* [EXTRACTED ENTRIES]
______
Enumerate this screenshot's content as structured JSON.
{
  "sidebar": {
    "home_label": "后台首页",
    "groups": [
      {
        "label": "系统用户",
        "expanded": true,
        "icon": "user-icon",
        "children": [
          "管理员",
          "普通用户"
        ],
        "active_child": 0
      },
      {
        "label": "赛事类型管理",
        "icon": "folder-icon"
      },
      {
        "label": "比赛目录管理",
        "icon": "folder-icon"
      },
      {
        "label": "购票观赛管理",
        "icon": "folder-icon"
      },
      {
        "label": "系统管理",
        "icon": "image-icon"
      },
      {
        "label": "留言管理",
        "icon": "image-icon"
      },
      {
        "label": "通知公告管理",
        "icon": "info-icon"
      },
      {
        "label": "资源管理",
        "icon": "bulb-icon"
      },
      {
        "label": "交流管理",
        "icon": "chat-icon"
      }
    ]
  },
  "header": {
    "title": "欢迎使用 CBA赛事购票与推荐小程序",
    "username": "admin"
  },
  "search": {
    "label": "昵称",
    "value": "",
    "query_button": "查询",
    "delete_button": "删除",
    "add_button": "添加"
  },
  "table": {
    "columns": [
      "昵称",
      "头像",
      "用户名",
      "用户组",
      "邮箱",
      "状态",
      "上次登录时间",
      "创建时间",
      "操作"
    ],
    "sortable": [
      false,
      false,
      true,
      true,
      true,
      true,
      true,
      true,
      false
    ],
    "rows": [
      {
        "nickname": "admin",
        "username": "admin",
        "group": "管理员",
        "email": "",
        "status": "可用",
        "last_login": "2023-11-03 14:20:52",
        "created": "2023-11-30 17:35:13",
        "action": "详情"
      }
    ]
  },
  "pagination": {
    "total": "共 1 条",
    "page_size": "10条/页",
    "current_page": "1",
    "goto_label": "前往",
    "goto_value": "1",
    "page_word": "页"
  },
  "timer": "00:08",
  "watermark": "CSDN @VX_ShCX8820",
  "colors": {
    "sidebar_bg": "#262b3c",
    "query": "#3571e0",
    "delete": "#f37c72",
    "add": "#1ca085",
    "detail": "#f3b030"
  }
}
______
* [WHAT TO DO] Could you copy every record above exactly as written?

* [COMPLETED TASK]
Enumerate this screenshot's content as structured JSON.
{
  "sidebar": {
    "home_label": "后台首页",
    "groups": [
      {
        "label": "系统用户",
        "expanded": true,
        "icon": "user-icon",
        "children": [
          "管理员",
          "普通用户"
        ],
        "active_child": 0
      },
      {
        "label": "赛事类型管理",
        "icon": "folder-icon"
      },
      {
        "label": "比赛目录管理",
        "icon": "folder-icon"
      },
      {
        "label": "购票观赛管理",
        "icon": "folder-icon"
      },
      {
        "label": "系统管理",
        "icon": "image-icon"
      },
      {
        "label": "留言管理",
        "icon": "image-icon"
      },
      {
        "label": "通知公告管理",
        "icon": "info-icon"
      },
      {
        "label": "资源管理",
        "icon": "bulb-icon"
      },
      {
        "label": "交流管理",
        "icon": "chat-icon"
      }
    ]
  },
  "header": {
    "title": "欢迎使用 CBA赛事购票与推荐小程序",
    "username": "admin"
  },
  "search": {
    "label": "昵称",
    "value": "",
    "query_button": "查询",
    "delete_button": "删除",
    "add_button": "添加"
  },
  "table": {
    "columns": [
      "昵称",
      "头像",
      "用户名",
      "用户组",
      "邮箱",
      "状态",
      "上次登录时间",
      "创建时间",
      "操作"
    ],
    "sortable": [
      false,
      false,
      true,
      true,
      true,
      true,
      true,
      true,
      false
    ],
    "rows": [
      {
        "nickname": "admin",
        "username": "admin",
        "group": "管理员",
        "email": "",
        "status": "可用",
        "last_login": "2023-11-03 14:20:52",
        "created": "2023-11-30 17:35:13",
        "action": "详情"
      }
    ]
  },
  "pagination": {
    "total": "共 1 条",
    "page_size": "10条/页",
    "current_page": "1",
    "goto_label": "前往",
    "goto_value": "1",
    "page_word": "页"
  },
  "timer": "00:08",
  "watermark": "CSDN @VX_ShCX8820",
  "colors": {
    "sidebar_bg": "#262b3c",
    "query": "#3571e0",
    "delete": "#f37c72",
    "add": "#1ca085",
    "detail": "#f3b030"
  }
}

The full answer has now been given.